Items from a data source:
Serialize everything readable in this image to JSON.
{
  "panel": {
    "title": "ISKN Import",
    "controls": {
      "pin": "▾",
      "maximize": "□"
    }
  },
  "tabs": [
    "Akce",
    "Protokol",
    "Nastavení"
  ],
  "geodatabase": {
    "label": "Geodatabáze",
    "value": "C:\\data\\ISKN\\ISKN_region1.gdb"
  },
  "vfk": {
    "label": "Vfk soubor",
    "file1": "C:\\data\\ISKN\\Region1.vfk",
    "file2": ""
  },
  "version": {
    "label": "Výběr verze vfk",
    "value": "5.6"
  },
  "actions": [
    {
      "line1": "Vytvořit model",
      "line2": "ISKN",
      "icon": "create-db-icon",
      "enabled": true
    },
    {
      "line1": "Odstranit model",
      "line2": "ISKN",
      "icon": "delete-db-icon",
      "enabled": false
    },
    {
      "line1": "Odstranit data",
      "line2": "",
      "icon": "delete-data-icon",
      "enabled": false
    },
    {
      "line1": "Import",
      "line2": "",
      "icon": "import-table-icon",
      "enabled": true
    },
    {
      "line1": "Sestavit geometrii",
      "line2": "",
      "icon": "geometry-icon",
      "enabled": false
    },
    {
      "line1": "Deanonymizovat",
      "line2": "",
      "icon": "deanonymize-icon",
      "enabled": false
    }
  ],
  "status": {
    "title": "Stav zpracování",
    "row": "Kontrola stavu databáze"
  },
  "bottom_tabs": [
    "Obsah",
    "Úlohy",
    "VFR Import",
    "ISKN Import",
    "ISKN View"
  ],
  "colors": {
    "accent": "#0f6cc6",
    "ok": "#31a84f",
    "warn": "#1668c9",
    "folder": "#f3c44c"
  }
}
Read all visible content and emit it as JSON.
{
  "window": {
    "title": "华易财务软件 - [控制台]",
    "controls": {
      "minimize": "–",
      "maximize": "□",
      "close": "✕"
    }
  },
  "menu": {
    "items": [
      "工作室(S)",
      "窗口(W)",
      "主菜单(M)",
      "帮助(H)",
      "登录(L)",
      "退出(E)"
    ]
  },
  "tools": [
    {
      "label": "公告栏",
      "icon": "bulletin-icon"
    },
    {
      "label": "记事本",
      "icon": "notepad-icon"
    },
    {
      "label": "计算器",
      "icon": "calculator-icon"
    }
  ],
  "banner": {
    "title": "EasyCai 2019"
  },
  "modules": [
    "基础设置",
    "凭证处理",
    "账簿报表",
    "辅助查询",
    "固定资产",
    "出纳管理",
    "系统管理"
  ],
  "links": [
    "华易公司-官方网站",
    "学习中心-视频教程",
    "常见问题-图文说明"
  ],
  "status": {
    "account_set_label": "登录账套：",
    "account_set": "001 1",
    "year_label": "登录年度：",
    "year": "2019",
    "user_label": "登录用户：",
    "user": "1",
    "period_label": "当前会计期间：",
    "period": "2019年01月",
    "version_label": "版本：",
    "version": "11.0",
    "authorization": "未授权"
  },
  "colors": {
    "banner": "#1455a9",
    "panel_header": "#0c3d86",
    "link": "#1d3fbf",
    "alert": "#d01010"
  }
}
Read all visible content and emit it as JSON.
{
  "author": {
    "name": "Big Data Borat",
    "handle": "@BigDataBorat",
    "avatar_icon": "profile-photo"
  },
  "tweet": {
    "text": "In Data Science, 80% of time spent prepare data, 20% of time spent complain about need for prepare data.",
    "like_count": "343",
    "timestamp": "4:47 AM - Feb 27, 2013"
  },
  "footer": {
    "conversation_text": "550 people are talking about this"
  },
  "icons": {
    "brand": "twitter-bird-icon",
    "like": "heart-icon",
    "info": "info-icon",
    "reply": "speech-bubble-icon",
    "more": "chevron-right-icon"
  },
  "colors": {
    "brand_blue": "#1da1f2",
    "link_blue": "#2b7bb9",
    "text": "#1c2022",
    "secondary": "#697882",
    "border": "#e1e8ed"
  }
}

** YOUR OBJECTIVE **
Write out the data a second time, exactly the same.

** COMPLETED EXERCISE **
Serialize everything readable in this image to JSON.
{
  "panel": {
    "title": "ISKN Import",
    "controls": {
      "pin": "▾",
      "maximize": "□"
    }
  },
  "tabs": [
    "Akce",
    "Protokol",
    "Nastavení"
  ],
  "geodatabase": {
    "label": "Geodatabáze",
    "value": "C:\\data\\ISKN\\ISKN_region1.gdb"
  },
  "vfk": {
    "label": "Vfk soubor",
    "file1": "C:\\data\\ISKN\\Region1.vfk",
    "file2": ""
  },
  "version": {
    "label": "Výběr verze vfk",
    "value": "5.6"
  },
  "actions": [
    {
      "line1": "Vytvořit model",
      "line2": "ISKN",
      "icon": "create-db-icon",
      "enabled": true
    },
    {
      "line1": "Odstranit model",
      "line2": "ISKN",
      "icon": "delete-db-icon",
      "enabled": false
    },
    {
      "line1": "Odstranit data",
      "line2": "",
      "icon": "delete-data-icon",
      "enabled": false
    },
    {
      "line1": "Import",
      "line2": "",
      "icon": "import-table-icon",
      "enabled": true
    },
    {
      "line1": "Sestavit geometrii",
      "line2": "",
      "icon": "geometry-icon",
      "enabled": false
    },
    {
      "line1": "Deanonymizovat",
      "line2": "",
      "icon": "deanonymize-icon",
      "enabled": false
    }
  ],
  "status": {
    "title": "Stav zpracování",
    "row": "Kontrola stavu databáze"
  },
  "bottom_tabs": [
    "Obsah",
    "Úlohy",
    "VFR Import",
    "ISKN Import",
    "ISKN View"
  ],
  "colors": {
    "accent": "#0f6cc6",
    "ok": "#31a84f",
    "warn": "#1668c9",
    "folder": "#f3c44c"
  }
}
Read all visible content and emit it as JSON.
{
  "window": {
    "title": "华易财务软件 - [控制台]",
    "controls": {
      "minimize": "–",
      "maximize": "□",
      "close": "✕"
    }
  },
  "menu": {
    "items": [
      "工作室(S)",
      "窗口(W)",
      "主菜单(M)",
      "帮助(H)",
      "登录(L)",
      "退出(E)"
    ]
  },
  "tools": [
    {
      "label": "公告栏",
      "icon": "bulletin-icon"
    },
    {
      "label": "记事本",
      "icon": "notepad-icon"
    },
    {
      "label": "计算器",
      "icon": "calculator-icon"
    }
  ],
  "banner": {
    "title": "EasyCai 2019"
  },
  "modules": [
    "基础设置",
    "凭证处理",
    "账簿报表",
    "辅助查询",
    "固定资产",
    "出纳管理",
    "系统管理"
  ],
  "links": [
    "华易公司-官方网站",
    "学习中心-视频教程",
    "常见问题-图文说明"
  ],
  "status": {
    "account_set_label": "登录账套：",
    "account_set": "001 1",
    "year_label": "登录年度：",
    "year": "2019",
    "user_label": "登录用户：",
    "user": "1",
    "period_label": "当前会计期间：",
    "period": "2019年01月",
    "version_label": "版本：",
    "version": "11.0",
    "authorization": "未授权"
  },
  "colors": {
    "banner": "#1455a9",
    "panel_header": "#0c3d86",
    "link": "#1d3fbf",
    "alert": "#d01010"
  }
}
Read all visible content and emit it as JSON.
{
  "author": {
    "name": "Big Data Borat",
    "handle": "@BigDataBorat",
    "avatar_icon": "profile-photo"
  },
  "tweet": {
    "text": "In Data Science, 80% of time spent prepare data, 20% of time spent complain about need for prepare data.",
    "like_count": "343",
    "timestamp": "4:47 AM - Feb 27, 2013"
  },
  "footer": {
    "conversation_text": "550 people are talking about this"
  },
  "icons": {
    "brand": "twitter-bird-icon",
    "like": "heart-icon",
    "info": "info-icon",
    "reply": "speech-bubble-icon",
    "more": "chevron-right-icon"
  },
  "colors": {
    "brand_blue": "#1da1f2",
    "link_blue": "#2b7bb9",
    "text": "#1c2022",
    "secondary": "#697882",
    "border": "#e1e8ed"
  }
}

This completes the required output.